(1) Under Oath:  Shellie was indeed under oath, and amazingly, this was even established in the affidavit.

(2) Judicial Proceeding:  She was testifying in a judicial proceeding, and this too was established in the affidavit.

(3) False Statement: The affidavit does not present any specific statement made by Shellie as a lie.  It spends several pages talking about the Zimmerman’s finances and about their recorded conversations from the jail, but it does not, not once, speak to any actual statement made by Shellie and allege it to be false.  It is not enough to imply, insinuate, or suggest.  If the state can’t produce a specific lie–and this should be easy; there is a transcript–they have no case.

(4) Does Not Believe It To Be True:  Because the prosecution has never identified any statement they allege to be false, they likewise do not offer any proof that Shellie knew any statement she made to be false.

(5) Materiality:  Because the prosecution has never identified any allegedly false statement or offered any proof of its falsity or of Shellie’s belief that it was false even as she made it, we can have no idea whether this non-existent statement is material or not.

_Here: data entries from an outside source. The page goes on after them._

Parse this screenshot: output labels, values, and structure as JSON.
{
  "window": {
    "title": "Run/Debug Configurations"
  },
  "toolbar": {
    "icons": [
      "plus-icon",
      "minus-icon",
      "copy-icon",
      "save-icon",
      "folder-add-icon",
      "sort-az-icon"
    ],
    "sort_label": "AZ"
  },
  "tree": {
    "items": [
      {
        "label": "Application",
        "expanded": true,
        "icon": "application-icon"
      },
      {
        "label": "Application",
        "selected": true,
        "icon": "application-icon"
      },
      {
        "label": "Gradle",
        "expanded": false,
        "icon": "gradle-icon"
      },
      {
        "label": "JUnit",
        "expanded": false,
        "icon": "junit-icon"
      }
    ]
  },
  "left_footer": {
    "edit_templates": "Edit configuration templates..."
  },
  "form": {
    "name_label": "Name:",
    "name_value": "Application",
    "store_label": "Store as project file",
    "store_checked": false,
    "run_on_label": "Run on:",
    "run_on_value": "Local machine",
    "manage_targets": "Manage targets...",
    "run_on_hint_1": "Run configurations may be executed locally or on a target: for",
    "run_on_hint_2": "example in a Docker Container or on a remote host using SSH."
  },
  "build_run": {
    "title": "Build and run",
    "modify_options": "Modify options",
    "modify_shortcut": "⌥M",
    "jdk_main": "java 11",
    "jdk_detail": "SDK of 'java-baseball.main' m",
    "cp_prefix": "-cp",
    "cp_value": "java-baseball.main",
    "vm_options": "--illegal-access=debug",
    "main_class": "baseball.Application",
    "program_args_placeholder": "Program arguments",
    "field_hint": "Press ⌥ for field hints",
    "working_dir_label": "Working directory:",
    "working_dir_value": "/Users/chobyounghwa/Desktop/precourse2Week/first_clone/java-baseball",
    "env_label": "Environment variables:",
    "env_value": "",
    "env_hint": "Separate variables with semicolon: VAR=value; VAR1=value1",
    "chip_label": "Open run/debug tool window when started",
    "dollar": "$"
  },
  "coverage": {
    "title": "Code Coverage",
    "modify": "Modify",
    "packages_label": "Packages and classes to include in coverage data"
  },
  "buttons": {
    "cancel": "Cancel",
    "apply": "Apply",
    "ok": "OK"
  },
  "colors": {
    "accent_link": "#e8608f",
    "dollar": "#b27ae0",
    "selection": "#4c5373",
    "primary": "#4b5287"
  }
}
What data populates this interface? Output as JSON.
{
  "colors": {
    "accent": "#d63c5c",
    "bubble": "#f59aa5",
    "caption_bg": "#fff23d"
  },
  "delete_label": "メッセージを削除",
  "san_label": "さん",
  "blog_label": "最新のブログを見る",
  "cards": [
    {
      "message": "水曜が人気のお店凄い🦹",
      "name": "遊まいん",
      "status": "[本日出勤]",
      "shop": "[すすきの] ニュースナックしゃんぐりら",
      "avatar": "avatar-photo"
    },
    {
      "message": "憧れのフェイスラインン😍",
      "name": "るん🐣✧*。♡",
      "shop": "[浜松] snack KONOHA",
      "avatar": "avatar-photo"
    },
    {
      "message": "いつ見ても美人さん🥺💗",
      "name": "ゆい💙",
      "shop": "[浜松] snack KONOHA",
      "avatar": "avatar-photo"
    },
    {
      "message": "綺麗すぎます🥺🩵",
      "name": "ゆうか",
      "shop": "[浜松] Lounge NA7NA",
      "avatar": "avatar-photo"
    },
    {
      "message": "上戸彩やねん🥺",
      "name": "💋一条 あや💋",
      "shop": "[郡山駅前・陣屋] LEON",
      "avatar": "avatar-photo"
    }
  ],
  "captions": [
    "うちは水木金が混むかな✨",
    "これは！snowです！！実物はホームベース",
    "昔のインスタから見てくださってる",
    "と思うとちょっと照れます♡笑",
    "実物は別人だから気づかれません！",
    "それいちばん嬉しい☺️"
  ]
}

If you’re unsure about this, by all means, review Update 12, particularly the affidavit.  The fact that the prosecution cannot write:  “Shellie Zimmerman said: (direct quote), which is false because (evidence), and she knew it to be false because (evidence), and that statement was material because (evidence)” indicates that this prosecution, like the prosecution of George Zimmerman, is, as Don West so succinctly put it, “a travesty.”

FINAL THOUGHTS:

The trial is currently scheduled to begin August 21.  This will be a brief trial.  There will only be a handful of witnesses.  A trial of this kind could easily be over within three days.  As with George’s case, this charge should never have been brought.  Any legitimate concern the court or prosecution had about the Zimmerman’s finances could have been satisfied on April 20 by phone, but they chose to remain uninformed.  Any lack of specificity from Shellie was the result of inadequate questions, not knowing deception.  The most likely probability is that her testimony was entirely truthful.  They had no money–apart from the Internet account–and she had no idea exactly how much money was in that account on April 20, 2012.

It would also be worth your time to visit two articles by Professor Jacobson, one from June 13, 2012, and a more recent one from July 15, 2013 on this case.  You’ll discover his conclusions mirror mine, but he approaches things from a slightly different perspective.

It will also be no surprise to regular readers that apparently shortly after Shellie’s arrest, one Eric Jordon-Garrett, by his avatar apparently a black gentleman (this case isn’t about race either, I’m sure), started a petition at Change.Org to terminate Shellie’s nursing license.  

As I understand the situation, this is something of an exercise in futility as Shellie was in the process of earning a nursing degree–a process interrupted by having to hide to preserve her life–and had not therefore earned a nursing license.  There is also the small matter that Shellie has yet to be convicted of anything, but that legal technicality has not stopped those clamoring for the blood of either of the Zimmermans or their families.  Readers will be heartened to learn the petition has garnered a total of 36 signatures.

It’s hard to describe precisely how disturbing and unusual this prosecutorial trend is.  I pray it’s confined to this group of particularly unethical prosecutors.  It’s one thing for a prosecutor to file charges in a case where the evidence is less than perfect.  That’s a judgment call.  But to file charges when there is no evidence?  I hope that the public isn’t becoming so inured to this that it is becoming the new normal.  I hope that it’s not just another integral part of Mr. Obama’s fundamental transformation of America.

Expect any motion to dismiss the case to be denied.  I’ll continue to report as additional information becomes available.